However, the story didn’t end there. The now pious Pitcairners eventually outgrew their tiny, rocky isle, and in 1856 the entire community of 193 ‘sullun’ (people) moved to Norfolk Island when its brutal penal colony was abolished. By 1863 two disaffected groups had returned to Pitcairn – ancestors of the small population still living there today – but the majority of Bounty descendants remained on Norfolk. Here they established a simple and peaceful life of fishing, farming the fertile land and whaling. After the building of the airstrip in World War II, the Islanders began welcoming more and more tourists, eager to visit convict ruins or learn about links to Fletcher Christian and his shipmates.

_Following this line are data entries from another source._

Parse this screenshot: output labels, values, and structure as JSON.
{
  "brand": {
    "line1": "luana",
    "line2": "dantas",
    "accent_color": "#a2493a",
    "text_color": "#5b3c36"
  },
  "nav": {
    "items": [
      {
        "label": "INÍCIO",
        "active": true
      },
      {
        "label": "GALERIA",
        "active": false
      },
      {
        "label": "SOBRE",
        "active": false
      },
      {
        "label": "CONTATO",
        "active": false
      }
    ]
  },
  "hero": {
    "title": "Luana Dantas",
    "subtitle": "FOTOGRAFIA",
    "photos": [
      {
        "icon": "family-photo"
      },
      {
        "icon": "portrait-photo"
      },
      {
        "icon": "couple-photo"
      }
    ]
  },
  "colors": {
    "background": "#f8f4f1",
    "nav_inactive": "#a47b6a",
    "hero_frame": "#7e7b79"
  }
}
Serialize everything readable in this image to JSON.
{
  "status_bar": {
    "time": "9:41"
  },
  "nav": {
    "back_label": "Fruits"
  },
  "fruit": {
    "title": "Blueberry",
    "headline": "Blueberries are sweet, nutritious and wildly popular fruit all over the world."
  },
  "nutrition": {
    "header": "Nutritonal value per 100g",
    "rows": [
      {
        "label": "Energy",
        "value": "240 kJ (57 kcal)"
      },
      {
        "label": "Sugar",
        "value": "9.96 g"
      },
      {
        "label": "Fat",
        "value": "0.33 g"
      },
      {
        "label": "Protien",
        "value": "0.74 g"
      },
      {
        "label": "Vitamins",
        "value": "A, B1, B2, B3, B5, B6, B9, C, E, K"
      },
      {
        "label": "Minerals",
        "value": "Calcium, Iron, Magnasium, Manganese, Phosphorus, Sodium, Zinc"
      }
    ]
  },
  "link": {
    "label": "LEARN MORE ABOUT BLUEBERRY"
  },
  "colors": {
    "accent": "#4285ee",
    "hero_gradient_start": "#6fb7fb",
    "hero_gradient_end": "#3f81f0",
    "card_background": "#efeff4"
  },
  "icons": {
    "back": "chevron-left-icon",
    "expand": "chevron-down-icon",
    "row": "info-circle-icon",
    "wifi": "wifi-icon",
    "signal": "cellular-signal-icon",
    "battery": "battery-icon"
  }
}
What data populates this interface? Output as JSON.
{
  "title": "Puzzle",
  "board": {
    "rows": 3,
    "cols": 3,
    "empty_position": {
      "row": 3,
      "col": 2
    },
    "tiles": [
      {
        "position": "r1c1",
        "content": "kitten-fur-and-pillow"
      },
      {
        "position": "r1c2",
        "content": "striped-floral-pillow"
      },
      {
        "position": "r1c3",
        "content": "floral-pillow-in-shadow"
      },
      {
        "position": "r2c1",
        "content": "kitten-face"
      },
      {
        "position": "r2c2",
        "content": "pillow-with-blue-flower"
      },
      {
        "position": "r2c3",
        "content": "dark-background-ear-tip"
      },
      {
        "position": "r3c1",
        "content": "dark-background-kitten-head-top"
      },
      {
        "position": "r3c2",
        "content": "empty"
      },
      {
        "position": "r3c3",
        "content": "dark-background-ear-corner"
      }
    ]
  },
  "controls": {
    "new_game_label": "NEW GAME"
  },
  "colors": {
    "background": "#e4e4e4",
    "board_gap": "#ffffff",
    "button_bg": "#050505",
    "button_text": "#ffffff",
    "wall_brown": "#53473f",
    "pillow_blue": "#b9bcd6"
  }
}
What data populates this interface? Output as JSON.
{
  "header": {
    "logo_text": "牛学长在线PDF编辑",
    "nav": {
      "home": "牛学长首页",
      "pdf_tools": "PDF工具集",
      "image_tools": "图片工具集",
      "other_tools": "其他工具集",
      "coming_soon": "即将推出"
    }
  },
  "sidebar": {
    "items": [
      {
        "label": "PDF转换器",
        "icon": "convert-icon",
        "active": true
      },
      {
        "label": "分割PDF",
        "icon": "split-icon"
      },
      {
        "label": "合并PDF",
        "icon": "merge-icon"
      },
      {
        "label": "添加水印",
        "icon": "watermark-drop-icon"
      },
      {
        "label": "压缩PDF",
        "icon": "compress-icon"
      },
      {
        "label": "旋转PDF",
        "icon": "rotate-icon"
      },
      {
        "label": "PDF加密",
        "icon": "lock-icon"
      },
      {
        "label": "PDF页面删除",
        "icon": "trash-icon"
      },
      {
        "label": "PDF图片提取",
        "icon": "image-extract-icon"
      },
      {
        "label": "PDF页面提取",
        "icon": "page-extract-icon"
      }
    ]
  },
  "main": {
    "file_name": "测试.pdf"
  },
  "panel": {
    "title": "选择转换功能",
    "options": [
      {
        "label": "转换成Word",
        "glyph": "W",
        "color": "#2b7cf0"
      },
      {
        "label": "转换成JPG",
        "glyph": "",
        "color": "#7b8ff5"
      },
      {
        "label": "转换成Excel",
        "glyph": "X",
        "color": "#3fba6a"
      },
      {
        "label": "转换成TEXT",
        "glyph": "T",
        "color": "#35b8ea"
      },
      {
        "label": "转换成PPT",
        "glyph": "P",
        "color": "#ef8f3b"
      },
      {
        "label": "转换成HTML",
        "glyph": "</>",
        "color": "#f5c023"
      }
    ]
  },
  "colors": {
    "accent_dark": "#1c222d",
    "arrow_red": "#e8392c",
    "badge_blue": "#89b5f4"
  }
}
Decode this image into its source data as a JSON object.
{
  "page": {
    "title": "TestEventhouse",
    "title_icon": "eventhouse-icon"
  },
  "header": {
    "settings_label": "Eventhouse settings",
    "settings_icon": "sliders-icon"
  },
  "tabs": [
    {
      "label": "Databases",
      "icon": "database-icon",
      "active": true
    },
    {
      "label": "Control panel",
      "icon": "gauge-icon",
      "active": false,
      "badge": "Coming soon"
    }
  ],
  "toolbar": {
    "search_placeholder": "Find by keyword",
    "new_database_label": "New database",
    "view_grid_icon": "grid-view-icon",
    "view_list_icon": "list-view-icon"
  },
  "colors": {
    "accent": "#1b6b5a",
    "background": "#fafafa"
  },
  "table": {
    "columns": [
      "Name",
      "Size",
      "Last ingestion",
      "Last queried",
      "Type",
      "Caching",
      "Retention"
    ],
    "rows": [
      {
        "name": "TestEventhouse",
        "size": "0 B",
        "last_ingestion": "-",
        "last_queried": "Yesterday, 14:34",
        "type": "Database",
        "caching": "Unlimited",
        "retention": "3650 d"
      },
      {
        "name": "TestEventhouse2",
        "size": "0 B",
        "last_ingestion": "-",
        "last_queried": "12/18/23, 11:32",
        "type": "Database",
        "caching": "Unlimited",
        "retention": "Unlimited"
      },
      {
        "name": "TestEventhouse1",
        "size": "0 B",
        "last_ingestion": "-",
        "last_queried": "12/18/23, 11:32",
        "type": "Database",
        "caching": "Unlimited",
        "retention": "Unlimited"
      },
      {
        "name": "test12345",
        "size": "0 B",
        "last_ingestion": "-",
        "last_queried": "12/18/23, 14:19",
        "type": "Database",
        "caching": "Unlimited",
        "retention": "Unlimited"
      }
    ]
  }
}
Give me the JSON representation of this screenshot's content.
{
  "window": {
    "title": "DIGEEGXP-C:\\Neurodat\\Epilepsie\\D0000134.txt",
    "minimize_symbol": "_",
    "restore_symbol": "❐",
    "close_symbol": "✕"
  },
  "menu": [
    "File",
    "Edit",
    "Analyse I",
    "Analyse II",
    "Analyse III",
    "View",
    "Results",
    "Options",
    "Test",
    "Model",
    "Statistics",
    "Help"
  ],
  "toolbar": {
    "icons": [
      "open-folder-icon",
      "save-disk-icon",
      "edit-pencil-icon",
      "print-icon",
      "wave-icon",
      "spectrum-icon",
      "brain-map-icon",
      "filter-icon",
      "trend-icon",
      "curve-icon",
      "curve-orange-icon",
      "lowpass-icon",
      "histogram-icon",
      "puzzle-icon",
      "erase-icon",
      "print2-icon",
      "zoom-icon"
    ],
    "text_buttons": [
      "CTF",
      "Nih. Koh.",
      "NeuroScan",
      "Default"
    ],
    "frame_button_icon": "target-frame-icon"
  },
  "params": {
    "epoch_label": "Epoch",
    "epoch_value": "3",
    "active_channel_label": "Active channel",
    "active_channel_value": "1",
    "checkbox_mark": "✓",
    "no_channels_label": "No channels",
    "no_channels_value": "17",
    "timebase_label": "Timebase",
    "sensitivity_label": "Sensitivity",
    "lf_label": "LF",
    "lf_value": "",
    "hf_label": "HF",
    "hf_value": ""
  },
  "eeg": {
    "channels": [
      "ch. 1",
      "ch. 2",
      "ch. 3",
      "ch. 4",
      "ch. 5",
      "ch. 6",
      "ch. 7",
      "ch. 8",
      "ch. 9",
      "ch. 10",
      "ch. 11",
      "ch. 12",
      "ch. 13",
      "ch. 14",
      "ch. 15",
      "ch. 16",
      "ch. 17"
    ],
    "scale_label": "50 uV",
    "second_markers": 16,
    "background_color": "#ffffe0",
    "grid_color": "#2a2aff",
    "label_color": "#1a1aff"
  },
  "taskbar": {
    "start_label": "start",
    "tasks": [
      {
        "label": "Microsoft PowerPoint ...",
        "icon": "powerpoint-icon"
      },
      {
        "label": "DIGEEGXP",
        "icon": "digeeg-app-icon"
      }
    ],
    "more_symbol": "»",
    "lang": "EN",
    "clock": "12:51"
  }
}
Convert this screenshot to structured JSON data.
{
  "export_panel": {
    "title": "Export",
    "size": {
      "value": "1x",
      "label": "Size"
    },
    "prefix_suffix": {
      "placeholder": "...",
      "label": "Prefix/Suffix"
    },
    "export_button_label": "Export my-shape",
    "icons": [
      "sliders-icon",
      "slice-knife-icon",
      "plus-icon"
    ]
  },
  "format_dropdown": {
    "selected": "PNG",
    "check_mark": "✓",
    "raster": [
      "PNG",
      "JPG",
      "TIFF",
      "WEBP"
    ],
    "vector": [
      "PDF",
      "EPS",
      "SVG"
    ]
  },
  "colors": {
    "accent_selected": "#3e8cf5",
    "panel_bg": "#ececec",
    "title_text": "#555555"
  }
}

So, if you want to feed your Bounty obsession Norfolk Island is the ideal destination. The Pitcairn names of Christian, Quintal, McCoy, Adams, Young, Buffett, Evans and Nobbs can be found everywhere here. Your tour bus driver, café barista or shop assistant are often descendants and they’re always happy to discuss the mutiny. The Bounty’s story is most vividly shown and explained at Fletcher’s Mutiny Cyclorama; a spectacular 360 degree painting and viewing experience which was created on Norfolk Island and unveiled in 2002.
The Norfolk Island Museum also has a wealth of historical material about the Bounty saga and local guides are very willing to share their knowledge. You’ll find precious Bounty artefacts including the kettle, canon and ring exhibited at the Pier Store building, as well as a wide range of books inspired by the famous maritime drama for sale at the REO.
Historical works such as: Alexander’s ‘The Bounty’, Nicolson’s ‘The Pitcairners’ and Clarke’s ‘Hell and Paradise’ and novels like: McDermid’s ‘The Grave Tattoo’ and Boyne’s ‘Mutiny on the Bounty’ are available at various outlets around the Island. New publications appear regularly and our local library has a wonderful collection of Bounty related books for those wanting to do more in-depth research.
The Bounty Museum is also worth a visit. Its owners, Dale Parker Anderson and his brother Bevan, are 6th generation descendants of the Bounty’s carpenter, William Purcell – a loyalist who was set adrift with Bligh. Purcell’s handsome drinking tankard is just one of the amazing family heirlooms on display, along with other quirky memorabilia.
The world’s fascination with the Bounty shows no sign of dissipating, although many unanswered questions remain. Those seeking to uncover exactly what happened on the expedition to Tahiti, and which events and misunderstandings turned two friends into mortal enemies and led to insurrection, may never agree. All we do know is that English mutineers and Tahitian wives forged a new community on Pitcairn, and their descendants eventually brought a unique culture and way of life to Norfolk Island.
Image: The mutineers setting Bligh and some of the officers and crew adrift from HMS Bounty, 29 April 1789. By Robert Dodd. (Creative Commons)
Article content disclaimer: Article first published in Discover Norfolk, Volume 05 Issue 01, 2021. Please note that details of specific travel, accommodation and touring options may be outdated. References to people, places and businesses, including operating days and times may be have changed. References to Government structure and Government businesses/entities may no longer be applicable. Please check directly with businesses and/or Government websites directly rather than relying on any information contained in this article before you make travel arrangements.